How Being Proactive vs. Reactive Can Help You In Every Business

“Be proactive.”

If you had a proverbial cent for every time you heard this advice, you’d probably be retired on a beach in the Maldives right now instead of reading this. But what does that word have to do with business strategy?

A lot, actually. A proactive business strategy can make a huge difference from most people’s default, which is a reactive strategy.

Proactive vs. Reactive 

Here’s the difference. A reactive strategy means you will only deal with problems as they arise. A proactive strategy means you’ve tried to prepare for different challenges in advance.

Real-World Examples

Example 1: Let’s say you run an accounting firm, and one of your clients asks for a recommendation for an investment banker. Do you:

  1. Scramble and Google “investment bankers near me”?
  2. Have a prepared list of investment bankers (and other related business)?

If you said 1, that’s a reactive strategy. You’re waiting for things to happen, and then reacting.

If you said 2, that’s a proactive strategy. You’ve taken the time in advance to predict the needs and wants of your clients, and you’ve already created a potential solution.

Example 2: Imagine you’re an HR company, and a new potential client asks to see references before they hire you. Do you:

  1. Frantically start calling past clients to see if they will give you a reference?
  2. Have a list of references on your website or in a PDF document ready to send?

Just like the first example, 1 is reactive and 2 is proactive.

Guess What? This Strategy Is Not Just For Businesses

You don’t have to wait until you own or run a business before you utilize this savvy strategy.

By practicing a proactive business strategy in your daily work routine, you train yourself to anticipate the needs of not just your employer, but your customers, too.

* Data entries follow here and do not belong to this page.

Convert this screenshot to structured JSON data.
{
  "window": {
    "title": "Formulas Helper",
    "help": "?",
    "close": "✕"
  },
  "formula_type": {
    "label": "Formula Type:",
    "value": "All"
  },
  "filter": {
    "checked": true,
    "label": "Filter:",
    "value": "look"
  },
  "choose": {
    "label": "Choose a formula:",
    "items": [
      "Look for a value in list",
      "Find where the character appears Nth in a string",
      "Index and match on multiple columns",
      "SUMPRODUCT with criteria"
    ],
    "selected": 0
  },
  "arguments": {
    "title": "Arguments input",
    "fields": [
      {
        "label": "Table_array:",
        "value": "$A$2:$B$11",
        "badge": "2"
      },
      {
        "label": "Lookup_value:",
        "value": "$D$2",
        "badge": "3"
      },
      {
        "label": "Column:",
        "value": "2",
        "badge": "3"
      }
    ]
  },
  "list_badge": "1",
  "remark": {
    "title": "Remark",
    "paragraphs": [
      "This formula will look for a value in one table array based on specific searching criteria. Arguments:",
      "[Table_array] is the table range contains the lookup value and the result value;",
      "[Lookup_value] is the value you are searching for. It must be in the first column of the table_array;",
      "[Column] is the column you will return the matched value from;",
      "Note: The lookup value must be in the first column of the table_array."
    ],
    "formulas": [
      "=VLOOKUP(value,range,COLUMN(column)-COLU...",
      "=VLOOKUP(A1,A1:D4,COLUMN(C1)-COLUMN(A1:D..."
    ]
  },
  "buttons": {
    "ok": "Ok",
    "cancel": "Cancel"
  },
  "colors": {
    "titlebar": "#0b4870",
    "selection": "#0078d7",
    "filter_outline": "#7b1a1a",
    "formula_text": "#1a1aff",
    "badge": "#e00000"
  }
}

And you know what? Your employer will notice. If you’re constantly ready with solutions when problems arise, it should make a good impression. And at the very least, it will prepare you to start thinking like a boss.

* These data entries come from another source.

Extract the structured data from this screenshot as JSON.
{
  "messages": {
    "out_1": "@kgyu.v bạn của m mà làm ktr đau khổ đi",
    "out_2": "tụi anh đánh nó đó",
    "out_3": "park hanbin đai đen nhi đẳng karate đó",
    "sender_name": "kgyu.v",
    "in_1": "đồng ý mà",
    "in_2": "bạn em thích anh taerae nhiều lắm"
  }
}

How to be proactive?

Think ahead about what challenges could occur or what you might need to perform well. Then, start working now on the tools, resources, or knowledge you need for when that day comes. For example: do you predict that certain parts for your machinery business are going to be hard to source? Start looking for alternatives now.